→ Work task
Look below for lines that hold the string "клиентов" and copy each one.

→ Data shown
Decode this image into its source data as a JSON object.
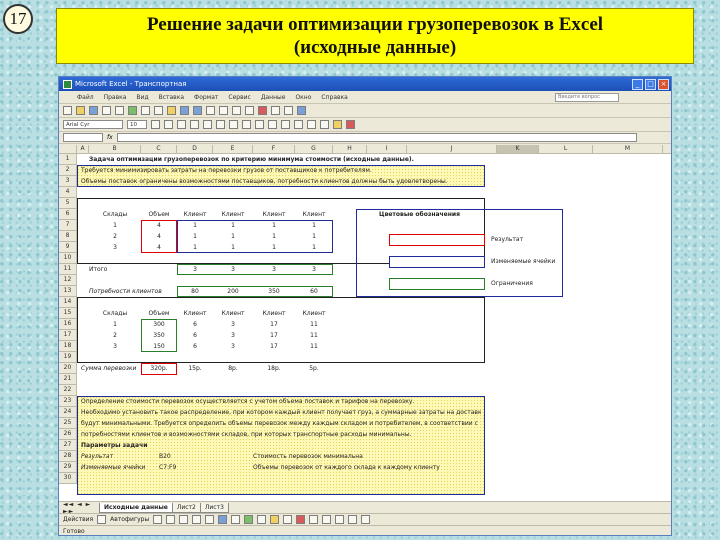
{
  "slide": {
    "number": "17",
    "title_line1": "Решение задачи оптимизации грузоперевозок в Excel",
    "title_line2": "(исходные данные)"
  },
  "excel": {
    "window_title": "Microsoft Excel - Транспортная",
    "menu": [
      "Файл",
      "Правка",
      "Вид",
      "Вставка",
      "Формат",
      "Сервис",
      "Данные",
      "Окно",
      "Справка"
    ],
    "help_placeholder": "Введите вопрос",
    "font_name": "Arial Cyr",
    "font_size": "10",
    "col_headers": [
      "A",
      "B",
      "C",
      "D",
      "E",
      "F",
      "G",
      "H",
      "I",
      "J",
      "K",
      "L",
      "M"
    ],
    "row_numbers": [
      "1",
      "2",
      "3",
      "4",
      "5",
      "6",
      "7",
      "8",
      "9",
      "10",
      "11",
      "12",
      "13",
      "14",
      "15",
      "16",
      "17",
      "18",
      "19",
      "20",
      "21",
      "22",
      "23",
      "24",
      "25",
      "26",
      "27",
      "28",
      "29",
      "30"
    ],
    "cells": {
      "title": "Задача оптимизации грузоперевозок по критерию минимума стоимости (исходные данные).",
      "desc2": "Требуется минимизировать затраты на перевозки грузов от поставщиков к потребителям.",
      "desc3": "Объемы поставок ограничены возможностями поставщиков, потребности клиентов должны быть удовлетворены.",
      "supplier_hdr": "Склады",
      "volume_hdr": "Объем",
      "clients": [
        "Клиент",
        "Клиент",
        "Клиент",
        "Клиент"
      ],
      "rows_ids": [
        "1",
        "2",
        "3"
      ],
      "plan_vol": [
        "4",
        "4",
        "4"
      ],
      "plan": [
        [
          "1",
          "1",
          "1",
          "1"
        ],
        [
          "1",
          "1",
          "1",
          "1"
        ],
        [
          "1",
          "1",
          "1",
          "1"
        ]
      ],
      "total_label": "Итого",
      "totals": [
        "3",
        "3",
        "3",
        "3"
      ],
      "demand_label": "Потребности клиентов",
      "demand": [
        "80",
        "200",
        "350",
        "60"
      ],
      "stock": [
        "300",
        "350",
        "150"
      ],
      "costs": [
        [
          "6",
          "3",
          "17",
          "11"
        ],
        [
          "6",
          "3",
          "17",
          "11"
        ],
        [
          "6",
          "3",
          "17",
          "11"
        ]
      ],
      "cost_total_label": "Сумма перевозки",
      "cost_total": "320р.",
      "cost_parts": [
        "15р.",
        "8р.",
        "18р.",
        "5р."
      ],
      "legend_title": "Цветовые обозначения",
      "legend_result": "Результат",
      "legend_vars": "Изменяемые ячейки",
      "legend_limits": "Ограничения",
      "notes": [
        "Определение стоимости перевозок осуществляется с учетом объема поставок и тарифов на перевозку.",
        "Необходимо установить такое распределение, при котором каждый клиент получает груз, а суммарные затраты на доставку",
        "будут минимальными. Требуется определить объемы перевозок между каждым складом и потребителем, в соответствии с",
        "потребностями клиентов и возможностями складов, при которых транспортные расходы минимальны."
      ],
      "params_label": "Параметры задачи",
      "param_result": "Результат",
      "param_result_ref": "B20",
      "param_result_desc": "Стоимость перевозок минимальна",
      "param_vars": "Изменяемые ячейки",
      "param_vars_ref": "C7:F9",
      "param_vars_desc": "Объемы перевозок от каждого склада к каждому клиенту"
    },
    "sheet_tabs": [
      "Исходные данные",
      "Лист2",
      "Лист3"
    ],
    "draw_label": "Действия",
    "autoshapes_label": "Автофигуры",
    "status": "Готово"
  },
  "colors": {
    "title_bg": "#ffff00",
    "result": "#e00000",
    "variables": "#1e2b9a",
    "limits": "#2a7d2a"
  }
}
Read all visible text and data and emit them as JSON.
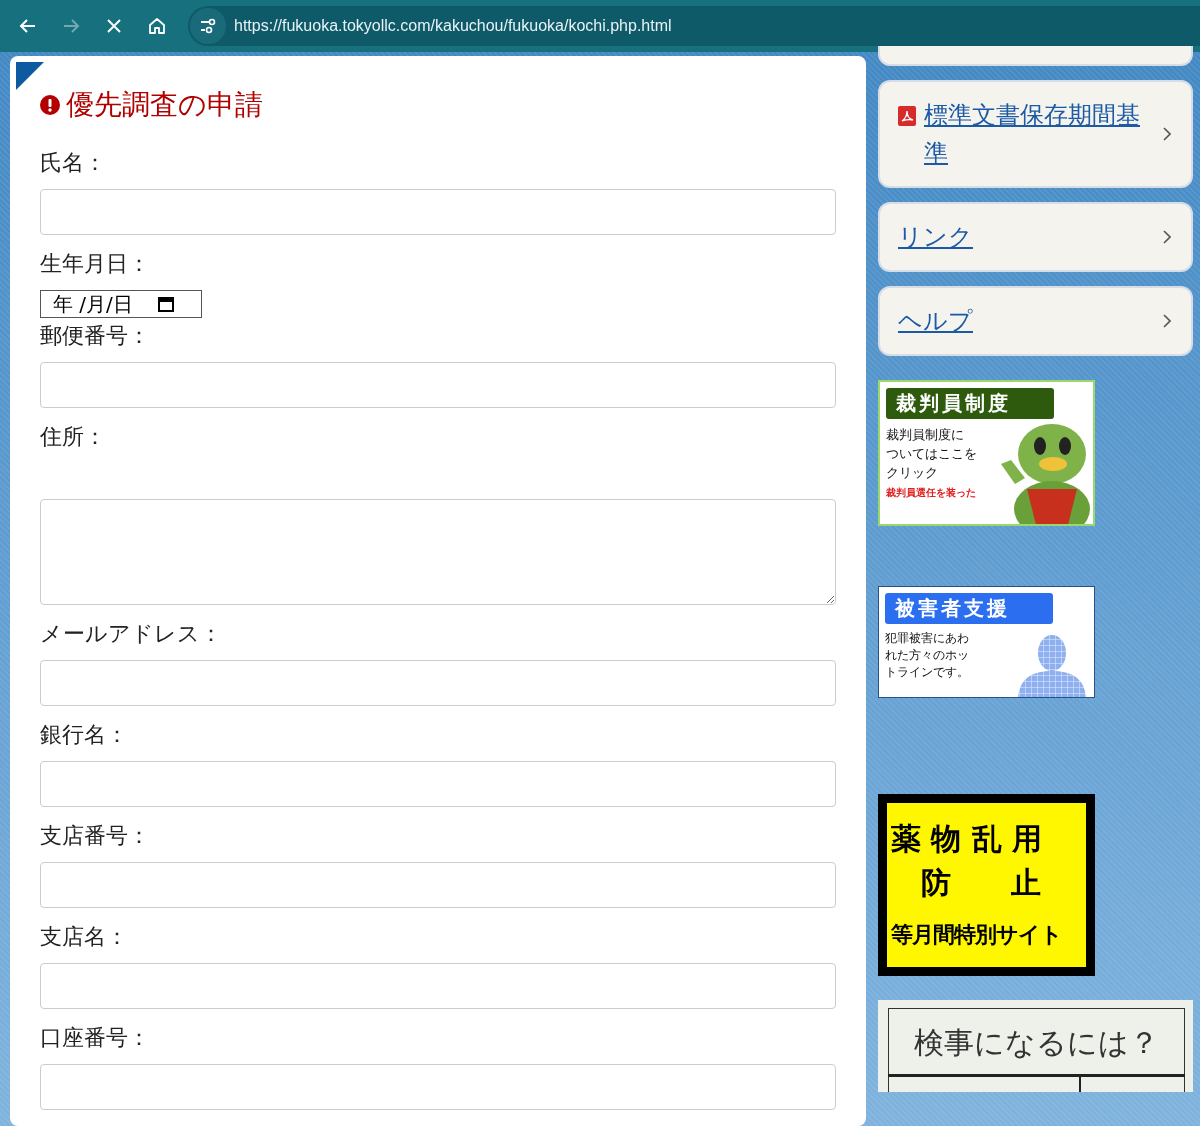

→ Solution to this task
      "desc3": "Объемы поставок ограничены возможностями поставщиков, потребности клиентов должны быть удовлетворены.",
      "demand_label": "Потребности клиентов",
        "потребностями клиентов и возможностями складов, при которых транспортные расходы минимальны."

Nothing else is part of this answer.